But Jesus tells her that Mary has chosen the better portion of ministry–the learning and dwelling side of it. This is disconcerting. Luke seems to laud Martha’s original impulse to invite Jesus into her home as he prepares to head to Jerusalem towards his death. But now, he directly says that she chose the lesser part of ministry because she was too preoccupied with caring for others and accomplishing tasks. If she had not slowed down enough to hear Jesus at the door or see him coming up the road, Jesus never would have made it inside of her home in the first place. Martha chose the better part by practicing hospitality in her home. But she does not slow down enough.
What I don’t like about the implication here is the spiritual whiplash of Martha receiving praise and correction in the same passage. The translators of this passage do not seem to understand the importance of her role in her community, belittling her ministry and calling them tasks. They do not understand the power of her welcome and the role that the two sisters play as a ministry team. And Luke doesn’t even bother to credential them by telling us the name of their town in this story. You would think this story was written down just so women would sit down and listen to men talk.

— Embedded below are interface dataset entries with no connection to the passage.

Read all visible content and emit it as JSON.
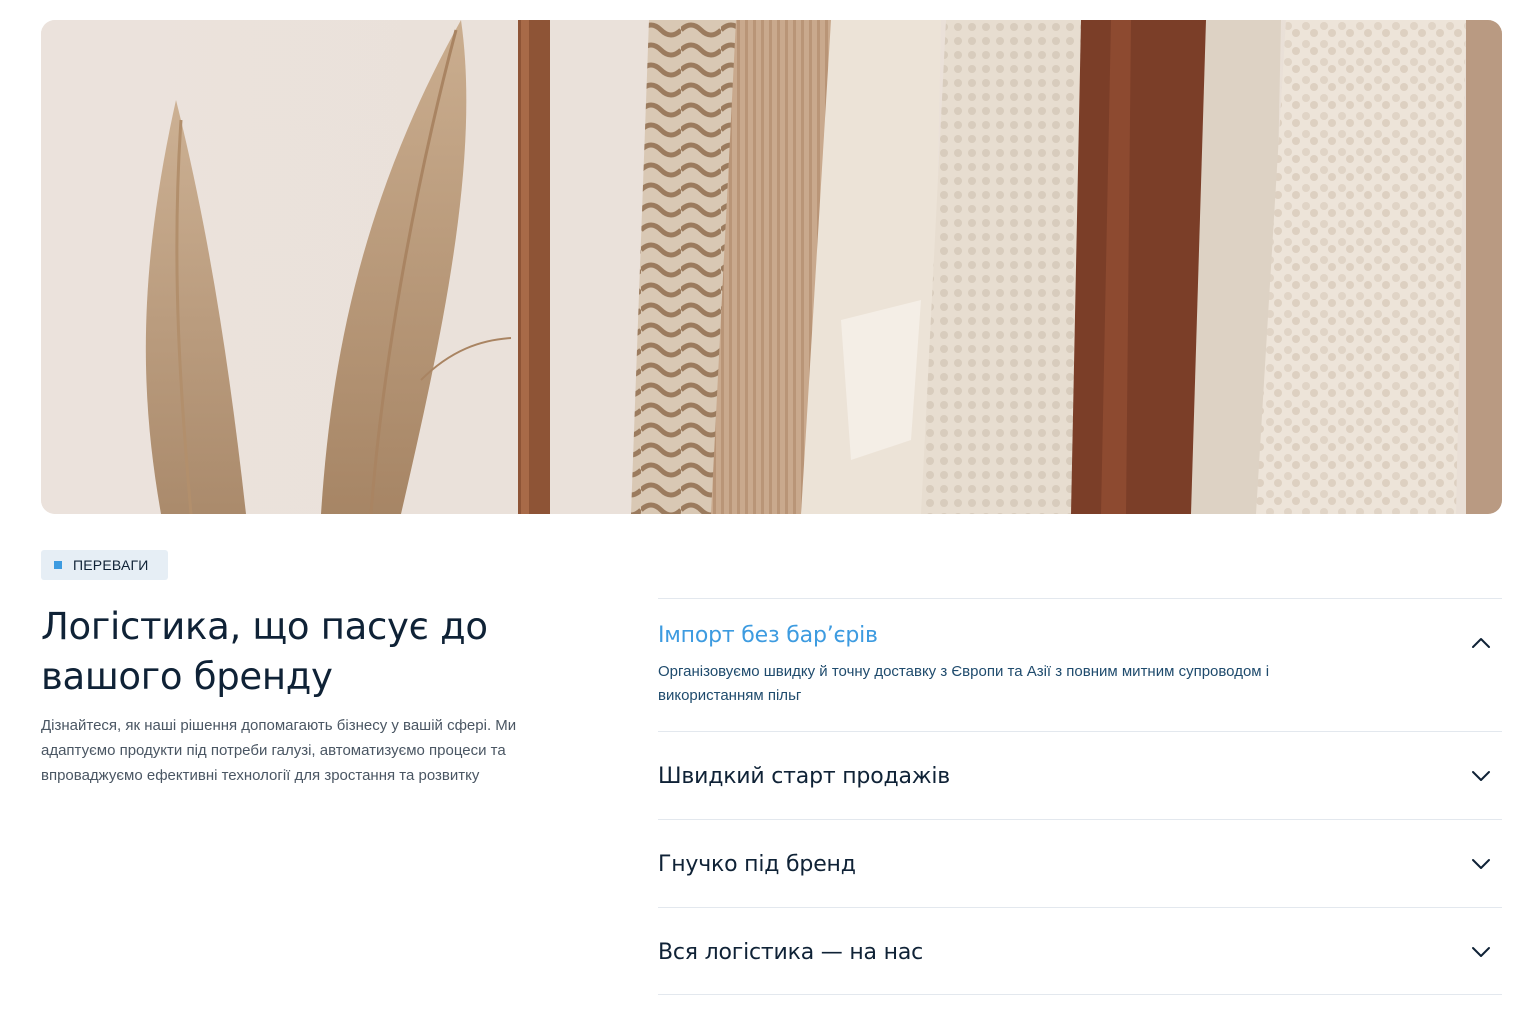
{
  "hero": {
    "image_description": "hero-image"
  },
  "section": {
    "tag_label": "ПЕРЕВАГИ",
    "title": "Логістика, що пасує до вашого бренду",
    "description": "Дізнайтеся, як наші рішення допомагають бізнесу у вашій сфері. Ми адаптуємо продукти під потреби галузі, автоматизуємо процеси та впроваджуємо ефективні технології для зростання та розвитку"
  },
  "accordion": {
    "items": [
      {
        "title": "Імпорт без бар’єрів",
        "body": "Організовуємо швидку й точну доставку з Європи та Азії з повним митним супроводом і використанням пільг",
        "expanded": true
      },
      {
        "title": "Швидкий старт продажів",
        "expanded": false
      },
      {
        "title": "Гнучко під бренд",
        "expanded": false
      },
      {
        "title": "Вся логістика — на нас",
        "expanded": false
      }
    ]
  },
  "colors": {
    "accent": "#3d9be0",
    "text_dark": "#0f2236",
    "tag_bg": "#e6eef5",
    "divider": "#e3e8ee"
  }
}
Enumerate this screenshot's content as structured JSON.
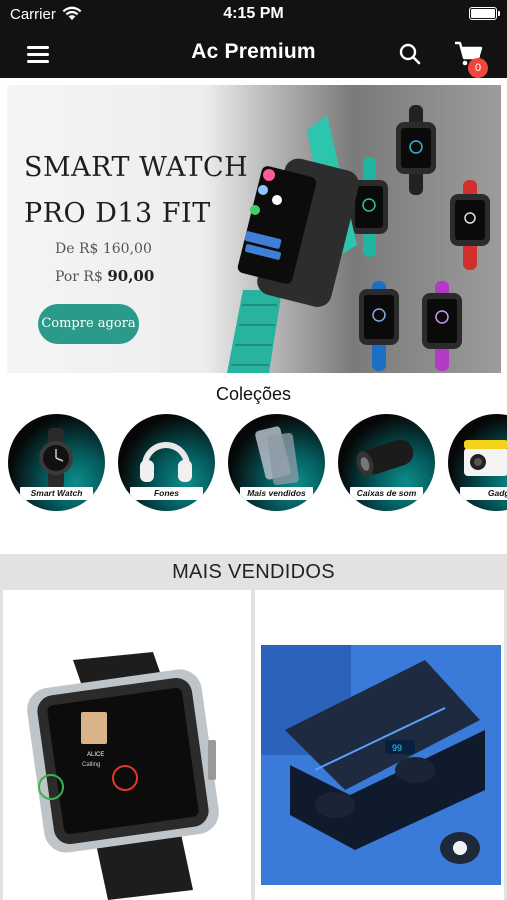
{
  "status_bar": {
    "carrier": "Carrier",
    "time": "4:15 PM"
  },
  "nav": {
    "title": "Ac Premium",
    "cart_count": "0"
  },
  "banner": {
    "headline_line1": "SMART WATCH",
    "headline_line2": "PRO D13 FIT",
    "old_price": "De R$ 160,00",
    "new_price_prefix": "Por R$ ",
    "new_price_value": "90,00",
    "cta": "Compre agora"
  },
  "collections": {
    "title": "Coleções",
    "items": [
      {
        "label": "Smart Watch",
        "icon": "smartwatch-icon"
      },
      {
        "label": "Fones",
        "icon": "headphones-icon"
      },
      {
        "label": "Mais vendidos",
        "icon": "phone-case-icon"
      },
      {
        "label": "Caixas de som",
        "icon": "speaker-icon"
      },
      {
        "label": "Gadget",
        "icon": "projector-icon"
      }
    ]
  },
  "best_sellers": {
    "title": "MAIS VENDIDOS"
  },
  "colors": {
    "bar": "#121212",
    "accent": "#2a9a8a",
    "badge": "#f2453b",
    "section_bg": "#e2e2e2"
  }
}
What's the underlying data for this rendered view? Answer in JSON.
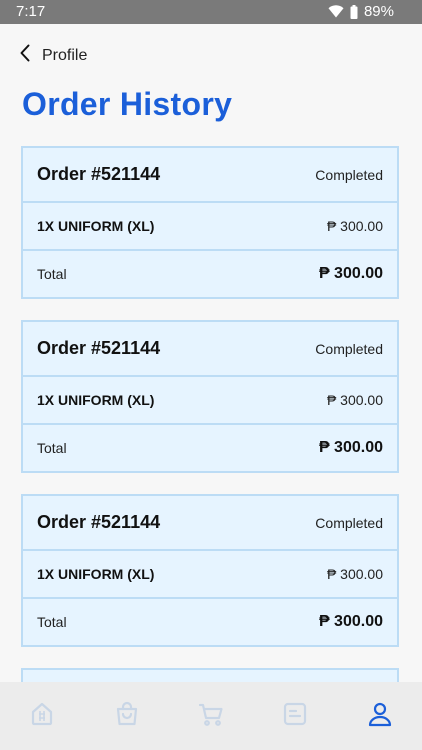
{
  "status_bar": {
    "time": "7:17",
    "battery": "89%"
  },
  "header": {
    "back_label": "Profile",
    "title": "Order History"
  },
  "orders": [
    {
      "id": "Order #521144",
      "status": "Completed",
      "item": "1X UNIFORM (XL)",
      "item_price": "₱ 300.00",
      "total_label": "Total",
      "total_value": "₱ 300.00"
    },
    {
      "id": "Order #521144",
      "status": "Completed",
      "item": "1X UNIFORM (XL)",
      "item_price": "₱ 300.00",
      "total_label": "Total",
      "total_value": "₱ 300.00"
    },
    {
      "id": "Order #521144",
      "status": "Completed",
      "item": "1X UNIFORM (XL)",
      "item_price": "₱ 300.00",
      "total_label": "Total",
      "total_value": "₱ 300.00"
    }
  ],
  "bottom_nav": {
    "items": [
      {
        "icon": "home-icon",
        "active": false
      },
      {
        "icon": "bag-icon",
        "active": false
      },
      {
        "icon": "cart-icon",
        "active": false
      },
      {
        "icon": "orders-icon",
        "active": false
      },
      {
        "icon": "profile-icon",
        "active": true
      }
    ]
  },
  "colors": {
    "accent": "#1b5fd9",
    "card_bg": "#e6f4ff",
    "card_border": "#bcdcf5",
    "nav_inactive": "#c9d6e6"
  }
}
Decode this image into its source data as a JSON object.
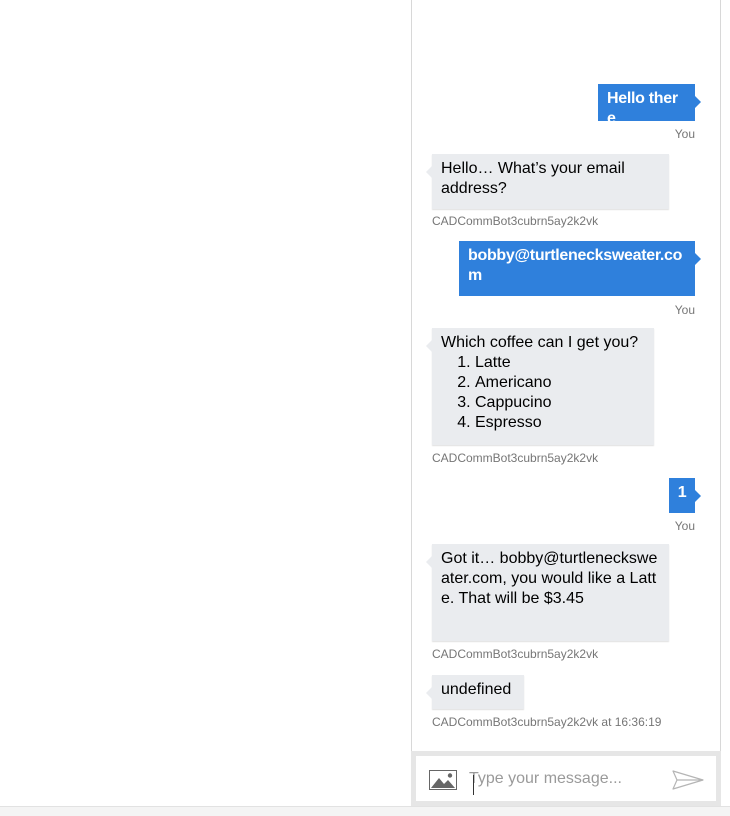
{
  "chat": {
    "messages": [
      {
        "from": "user",
        "text": "Hello there",
        "sender": "You"
      },
      {
        "from": "bot",
        "text": "Hello… What’s your email address?",
        "sender": "CADCommBot3cubrn5ay2k2vk"
      },
      {
        "from": "user",
        "text": "bobby@turtlenecksweater.com",
        "sender": "You"
      },
      {
        "from": "bot",
        "intro": "Which coffee can I get you?",
        "options": [
          "Latte",
          "Americano",
          "Cappucino",
          "Espresso"
        ],
        "sender": "CADCommBot3cubrn5ay2k2vk"
      },
      {
        "from": "user",
        "text": "1",
        "sender": "You"
      },
      {
        "from": "bot",
        "text": "Got it… bobby@turtlenecksweater.com, you would like a Latte. That will be $3.45",
        "sender": "CADCommBot3cubrn5ay2k2vk"
      },
      {
        "from": "bot",
        "text": "undefined",
        "sender": "CADCommBot3cubrn5ay2k2vk at 16:36:19"
      }
    ]
  },
  "input": {
    "placeholder": "Type your message...",
    "value": ""
  },
  "icons": {
    "upload": "image-icon",
    "send": "send-icon"
  },
  "colors": {
    "user_bubble": "#2f80dc",
    "bot_bubble": "#eaecef",
    "sender_text": "#767676"
  }
}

So, was it? I don’t think so. I think both Martha and Mary are asking us to see them differently today. Can you wipe away the image you have of them and encounter them anew this morning? The better part is not sitting down and shutting up. The better part is not a flurry of activity that leaves us exhausted and resentful. The better part is ministering from a place of fullness. The better part is service on behalf of others without sacrificing our personhood or wellbeing. The better part is believing in the power of what The Book of Order tells us deacons do: deacons are the ones opening the doors, like Martha did. They are the ones letting in the people wearing no shoes and looking like something the cat dragged in.
Martha and Mary embody this list: “compassion, witness, and service, sharing in the redeeming love of Jesus Christ for the poor, the hungry, the sick, the lost, the friendless, the oppressed, those burdened by unjust policies or structures, or anyone in distress.” The deacons are not the only ones that have this calling. We are all deacons in our own way. God invites each and every one of us into the ministry of compassion, the ministry of service, the ministry of witness. God invites each and every one of us to share the love of Jesus Christ for the visibly and invisibly vulnerable. Not all of us show our need. Some of us hide ours quite easily. Whatever our needs, whatever our vulnerabilities, God asks each of us to choose the better part. To choose welcome. To choose presence. To choose love. Amen.